294 A.2d 844 (1972)
Claire M. SARNI v. N. Robert MELOCCARO et al.
Supreme Court of Rhode Island.
September 18, 1972.
Abedon, Michaelson, Stanzler & Bierner, Providence, for plaintiff; Julius C. Michaelson, Richard A. Skolnik, Providence, of counsel.
Aram A. Arabian, Providence, for defendants.OPINION

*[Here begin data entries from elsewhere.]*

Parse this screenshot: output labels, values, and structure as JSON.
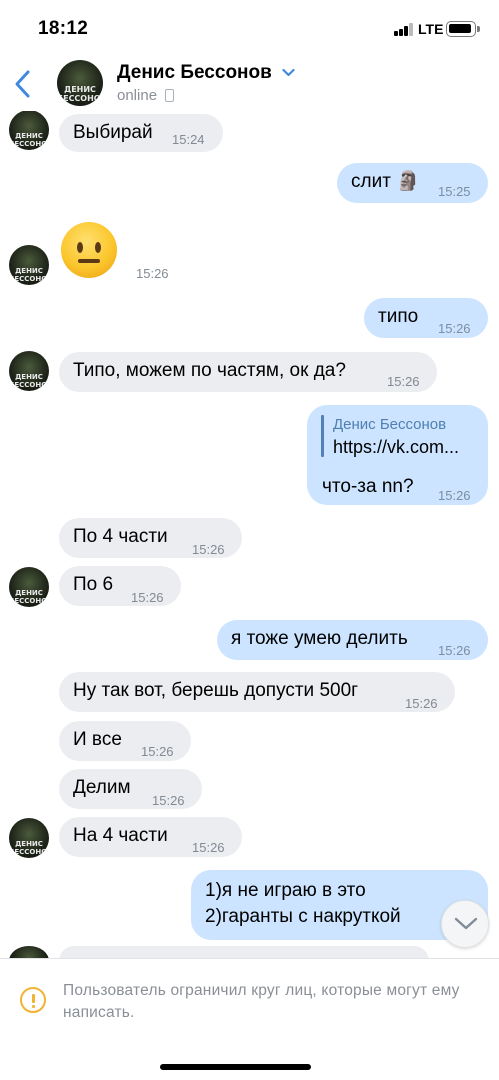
{
  "status_bar": {
    "time": "18:12",
    "network": "LTE",
    "battery_level": 0.85
  },
  "header": {
    "contact_name": "Денис Бессонов",
    "status": "online",
    "avatar_text": "ДЕНИС БЕССОНОВ",
    "icons": {
      "back": "back-chevron-icon",
      "dropdown": "chevron-down-icon",
      "device": "phone-icon"
    }
  },
  "messages": [
    {
      "dir": "in",
      "text": "Выбирай",
      "time": "15:24"
    },
    {
      "dir": "out",
      "text": "слит 🗿",
      "time": "15:25"
    },
    {
      "dir": "in",
      "emoji": "neutral-face-emoji",
      "time": "15:26"
    },
    {
      "dir": "out",
      "text": "типо",
      "time": "15:26"
    },
    {
      "dir": "in",
      "text": "Типо, можем по частям, ок да?",
      "time": "15:26"
    },
    {
      "dir": "out",
      "reply_author": "Денис Бессонов",
      "reply_text": "https://vk.com...",
      "text": "что-за nn?",
      "time": "15:26"
    },
    {
      "dir": "in",
      "text": "По 4 части",
      "time": "15:26"
    },
    {
      "dir": "in",
      "text": "По 6",
      "time": "15:26"
    },
    {
      "dir": "out",
      "text": "я тоже умею делить",
      "time": "15:26"
    },
    {
      "dir": "in",
      "text": "Ну так вот, берешь допусти 500г",
      "time": "15:26"
    },
    {
      "dir": "in",
      "text": "И все",
      "time": "15:26"
    },
    {
      "dir": "in",
      "text": "Делим",
      "time": "15:26"
    },
    {
      "dir": "in",
      "text": "На 4 части",
      "time": "15:26"
    },
    {
      "dir": "out",
      "text": "1)я не играю в это",
      "text2": "2)гаранты с накруткой"
    }
  ],
  "notice": {
    "text": "Пользователь ограничил круг лиц, которые могут ему написать.",
    "icon": "warning-icon"
  },
  "scroll_down_icon": "chevron-down-icon",
  "colors": {
    "incoming_bubble": "#ebedf0",
    "outgoing_bubble": "#cce4ff",
    "accent": "#4f7fb0",
    "warning": "#f2b233"
  }
}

This is a civil action in the nature of mandamus. The purpose of the suit is to permit the plaintiff to examine the records of Garden City Builders, Inc., a family corporation. The plaintiff is the daughter of one defendant and the sister of the other. She claims ownership of 18 shares of stock pursuant to a stock certificate which stands in her name on the records of the corporation. The stock was allegedly given to her by her father, Nazzareno Meloccaro, sometime prior to his death in April, 1955. The defendants filed an answer in which they specifically denied that the plaintiff owned any of the corporate stock or that any stock had been issued and delivered to her as a gift. When the case came on for trial, the trial justice held an extensive hearing which was restricted to the plaintiff's status as a stockholder. At the conclusion of testimony, the trial justice stated that he was rendering a "partial judgment" and then went on to find that the plaintiff had proved by clear and convincing evidence the delivery of stock from the father to her. At the conclusion of his remarks, the trial justice stated that the case was to be continued for further proceedings relating to the relief sought by *845 the plaintiff. A "supplementary order" was entered. The defendants, however, initiated this appeal. They contend that mandamus does not lie and also challenge the findings made relative to the inter vivos gift.

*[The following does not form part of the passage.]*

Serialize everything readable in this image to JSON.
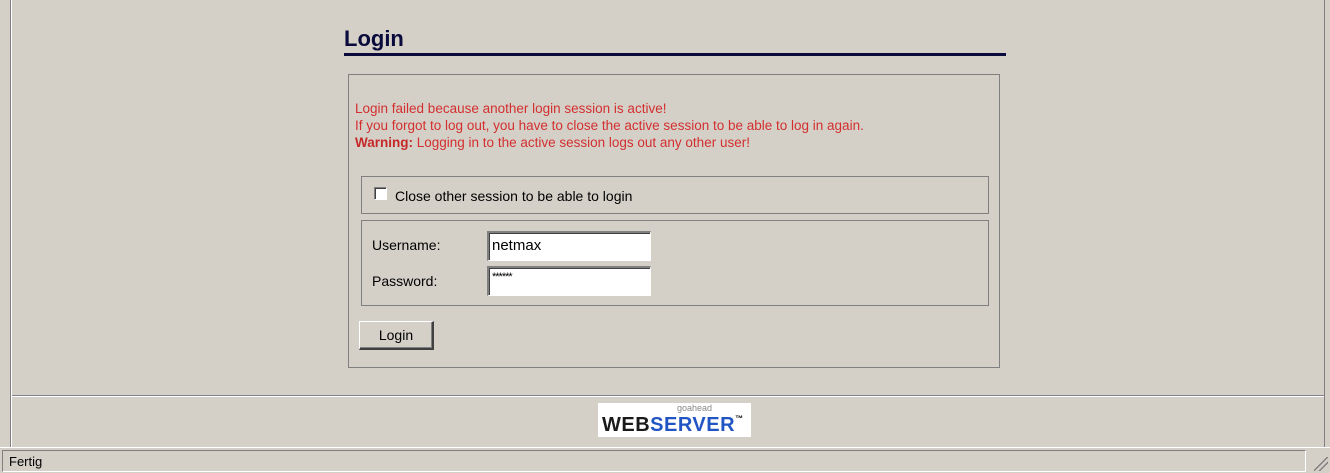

It is quite evident that there remain other questions to be resolved in the trial court. In the absence of some statutory right or provision in the charter or bylaws, the inspection of corporate records has been described as a privilege afforded to a stockholder which becomes a right only upon a showing that the inspection will be made at "proper times" and for "proper purposes." Landin v. Carlson, 55 R.I. 18, 177 A. 143 (1935); Lyon v. American Screw Co., 16 R.I. 472, 17 A. 61 (1889); 5 Fletcher, Cyclopedia of the Law of Private Corporations § 2219 (1967). When this litigation was begun in February, 1966, a stockholder had no statutory right to inspect corporate records. This void was filled in 1969 with the enactment of the Rhode Island Business Corporation Act, ch. 1.1 of title 7. Section 7-1.1-46 specifically allows a stockholder, who has owned stock for a period of at least six months or who holds at least five per cent of the outstanding stock, to make a relevant inspection at "any reasonable time or times, for any proper purpose." The plaintiff has yet to satisfy the "time" and "purpose" elements of the rule first promulgated in Lyon.

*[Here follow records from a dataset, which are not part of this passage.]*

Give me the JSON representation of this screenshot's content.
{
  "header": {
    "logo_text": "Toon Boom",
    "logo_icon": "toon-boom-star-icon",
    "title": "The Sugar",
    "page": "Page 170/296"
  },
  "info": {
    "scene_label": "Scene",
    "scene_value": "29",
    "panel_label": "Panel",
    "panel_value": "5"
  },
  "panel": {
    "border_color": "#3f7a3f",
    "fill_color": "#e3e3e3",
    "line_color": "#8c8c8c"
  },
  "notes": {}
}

Fragmented appeals are not countenanced. This court has often said that it will not review a case piecemeal. There is nothing in the record before us that would justify a departure from this salutary rule. The case should not have been certified to this court until the entry of a judgment which would embody a complete and final adjudication of the rights and liabilities of the parties.
The defendants' appeal is denied without prejudice.